[[ Source records open ]]

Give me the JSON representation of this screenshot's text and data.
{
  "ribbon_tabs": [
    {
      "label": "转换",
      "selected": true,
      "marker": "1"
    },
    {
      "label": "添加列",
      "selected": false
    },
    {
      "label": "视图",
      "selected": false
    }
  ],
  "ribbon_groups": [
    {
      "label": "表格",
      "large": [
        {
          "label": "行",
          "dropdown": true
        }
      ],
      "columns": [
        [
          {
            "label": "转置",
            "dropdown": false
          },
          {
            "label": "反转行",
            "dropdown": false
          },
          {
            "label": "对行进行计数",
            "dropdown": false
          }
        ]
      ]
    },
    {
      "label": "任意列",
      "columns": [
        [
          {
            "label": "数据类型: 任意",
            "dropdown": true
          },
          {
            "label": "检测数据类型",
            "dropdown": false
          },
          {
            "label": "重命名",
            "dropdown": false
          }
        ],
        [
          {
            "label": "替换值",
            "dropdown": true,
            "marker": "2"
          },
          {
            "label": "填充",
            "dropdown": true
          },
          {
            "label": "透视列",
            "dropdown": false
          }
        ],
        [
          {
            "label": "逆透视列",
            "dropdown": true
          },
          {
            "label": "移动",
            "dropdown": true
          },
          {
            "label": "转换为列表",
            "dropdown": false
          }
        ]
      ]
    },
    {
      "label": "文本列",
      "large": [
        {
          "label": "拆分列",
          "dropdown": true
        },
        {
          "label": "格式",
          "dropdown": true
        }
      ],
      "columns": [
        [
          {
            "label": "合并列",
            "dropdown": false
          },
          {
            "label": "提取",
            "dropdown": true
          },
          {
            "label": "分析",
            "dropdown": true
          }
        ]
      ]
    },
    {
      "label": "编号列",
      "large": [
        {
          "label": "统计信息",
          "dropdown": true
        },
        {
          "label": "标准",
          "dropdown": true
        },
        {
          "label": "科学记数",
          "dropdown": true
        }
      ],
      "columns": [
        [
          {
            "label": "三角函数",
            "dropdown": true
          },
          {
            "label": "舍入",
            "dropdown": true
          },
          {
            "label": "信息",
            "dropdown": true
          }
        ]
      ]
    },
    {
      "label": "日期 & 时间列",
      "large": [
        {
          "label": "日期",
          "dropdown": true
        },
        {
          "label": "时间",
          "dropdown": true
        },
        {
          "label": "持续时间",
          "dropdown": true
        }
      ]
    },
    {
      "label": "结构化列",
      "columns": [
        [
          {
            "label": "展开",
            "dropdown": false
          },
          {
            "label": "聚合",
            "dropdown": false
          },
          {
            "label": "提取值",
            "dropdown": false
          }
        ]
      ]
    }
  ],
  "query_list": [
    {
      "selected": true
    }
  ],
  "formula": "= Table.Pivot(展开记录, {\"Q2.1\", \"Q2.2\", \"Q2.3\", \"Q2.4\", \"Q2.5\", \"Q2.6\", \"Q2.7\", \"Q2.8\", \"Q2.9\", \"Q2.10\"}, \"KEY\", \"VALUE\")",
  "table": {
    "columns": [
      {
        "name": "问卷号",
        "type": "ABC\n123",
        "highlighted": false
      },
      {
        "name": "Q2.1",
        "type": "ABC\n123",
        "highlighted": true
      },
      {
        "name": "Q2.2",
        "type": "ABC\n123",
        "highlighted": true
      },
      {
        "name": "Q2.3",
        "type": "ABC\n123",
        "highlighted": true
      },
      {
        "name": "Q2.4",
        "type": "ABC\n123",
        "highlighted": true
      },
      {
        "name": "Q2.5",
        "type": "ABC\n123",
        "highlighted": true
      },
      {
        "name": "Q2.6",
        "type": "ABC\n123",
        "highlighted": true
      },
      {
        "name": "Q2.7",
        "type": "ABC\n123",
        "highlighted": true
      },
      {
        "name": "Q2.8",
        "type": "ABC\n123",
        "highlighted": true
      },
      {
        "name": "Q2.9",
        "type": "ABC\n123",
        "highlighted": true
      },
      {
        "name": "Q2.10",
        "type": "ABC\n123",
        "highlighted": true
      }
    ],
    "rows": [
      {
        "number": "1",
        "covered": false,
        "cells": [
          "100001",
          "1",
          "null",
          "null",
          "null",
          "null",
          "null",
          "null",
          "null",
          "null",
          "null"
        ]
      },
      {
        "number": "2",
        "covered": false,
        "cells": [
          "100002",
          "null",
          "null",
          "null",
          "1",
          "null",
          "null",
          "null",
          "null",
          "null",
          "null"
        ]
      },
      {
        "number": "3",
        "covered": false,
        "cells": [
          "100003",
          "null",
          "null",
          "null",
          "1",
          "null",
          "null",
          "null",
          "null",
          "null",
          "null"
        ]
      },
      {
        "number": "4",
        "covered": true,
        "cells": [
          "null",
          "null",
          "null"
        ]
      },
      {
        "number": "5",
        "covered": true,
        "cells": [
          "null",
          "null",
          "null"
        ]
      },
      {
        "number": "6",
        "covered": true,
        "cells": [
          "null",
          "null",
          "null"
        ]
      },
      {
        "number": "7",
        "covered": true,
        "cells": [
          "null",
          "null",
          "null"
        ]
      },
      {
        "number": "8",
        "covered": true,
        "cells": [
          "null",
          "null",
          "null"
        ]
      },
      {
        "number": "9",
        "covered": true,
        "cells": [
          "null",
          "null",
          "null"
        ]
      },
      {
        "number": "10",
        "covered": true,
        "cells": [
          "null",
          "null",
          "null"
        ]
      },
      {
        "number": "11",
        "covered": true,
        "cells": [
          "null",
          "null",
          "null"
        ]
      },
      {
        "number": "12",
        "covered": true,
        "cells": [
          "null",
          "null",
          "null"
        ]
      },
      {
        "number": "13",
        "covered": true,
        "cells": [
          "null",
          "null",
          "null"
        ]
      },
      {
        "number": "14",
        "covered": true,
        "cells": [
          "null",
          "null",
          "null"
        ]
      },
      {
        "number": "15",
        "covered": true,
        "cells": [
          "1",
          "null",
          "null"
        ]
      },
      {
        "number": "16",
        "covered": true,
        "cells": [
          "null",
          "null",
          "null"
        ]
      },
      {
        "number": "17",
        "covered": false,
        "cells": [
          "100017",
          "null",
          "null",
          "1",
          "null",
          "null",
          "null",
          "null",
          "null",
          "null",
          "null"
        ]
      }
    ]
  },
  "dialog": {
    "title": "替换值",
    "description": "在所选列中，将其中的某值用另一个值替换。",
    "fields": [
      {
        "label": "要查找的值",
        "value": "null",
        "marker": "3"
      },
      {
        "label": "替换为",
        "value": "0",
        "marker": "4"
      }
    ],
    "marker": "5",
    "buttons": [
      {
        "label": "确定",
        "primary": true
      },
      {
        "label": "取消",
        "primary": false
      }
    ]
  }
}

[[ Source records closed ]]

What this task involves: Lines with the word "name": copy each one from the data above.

Task response:
        "name": "问卷号",
        "name": "Q2.1",
        "name": "Q2.2",
        "name": "Q2.3",
        "name": "Q2.4",
        "name": "Q2.5",
        "name": "Q2.6",
        "name": "Q2.7",
        "name": "Q2.8",
        "name": "Q2.9",
        "name": "Q2.10",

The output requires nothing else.